Every line of the data is to be reproduced exactly.
"""
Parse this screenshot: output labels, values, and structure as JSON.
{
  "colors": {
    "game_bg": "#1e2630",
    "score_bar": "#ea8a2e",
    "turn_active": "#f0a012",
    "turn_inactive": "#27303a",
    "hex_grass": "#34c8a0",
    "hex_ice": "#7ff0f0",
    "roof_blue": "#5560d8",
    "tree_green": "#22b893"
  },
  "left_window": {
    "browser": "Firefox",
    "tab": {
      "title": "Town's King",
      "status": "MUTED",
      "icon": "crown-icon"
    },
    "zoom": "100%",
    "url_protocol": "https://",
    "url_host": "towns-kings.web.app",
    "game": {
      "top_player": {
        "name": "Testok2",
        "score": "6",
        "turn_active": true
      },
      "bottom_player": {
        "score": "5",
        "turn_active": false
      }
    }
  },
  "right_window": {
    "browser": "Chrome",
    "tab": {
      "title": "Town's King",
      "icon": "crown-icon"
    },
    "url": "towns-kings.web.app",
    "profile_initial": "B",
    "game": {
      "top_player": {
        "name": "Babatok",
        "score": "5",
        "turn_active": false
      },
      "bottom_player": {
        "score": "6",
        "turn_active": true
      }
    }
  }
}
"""
Task answer
Parse this screenshot: output labels, values, and structure as JSON.
{
  "colors": {
    "game_bg": "#1e2630",
    "score_bar": "#ea8a2e",
    "turn_active": "#f0a012",
    "turn_inactive": "#27303a",
    "hex_grass": "#34c8a0",
    "hex_ice": "#7ff0f0",
    "roof_blue": "#5560d8",
    "tree_green": "#22b893"
  },
  "left_window": {
    "browser": "Firefox",
    "tab": {
      "title": "Town's King",
      "status": "MUTED",
      "icon": "crown-icon"
    },
    "zoom": "100%",
    "url_protocol": "https://",
    "url_host": "towns-kings.web.app",
    "game": {
      "top_player": {
        "name": "Testok2",
        "score": "6",
        "turn_active": true
      },
      "bottom_player": {
        "score": "5",
        "turn_active": false
      }
    }
  },
  "right_window": {
    "browser": "Chrome",
    "tab": {
      "title": "Town's King",
      "icon": "crown-icon"
    },
    "url": "towns-kings.web.app",
    "profile_initial": "B",
    "game": {
      "top_player": {
        "name": "Babatok",
        "score": "5",
        "turn_active": false
      },
      "bottom_player": {
        "score": "6",
        "turn_active": true
      }
    }
  }
}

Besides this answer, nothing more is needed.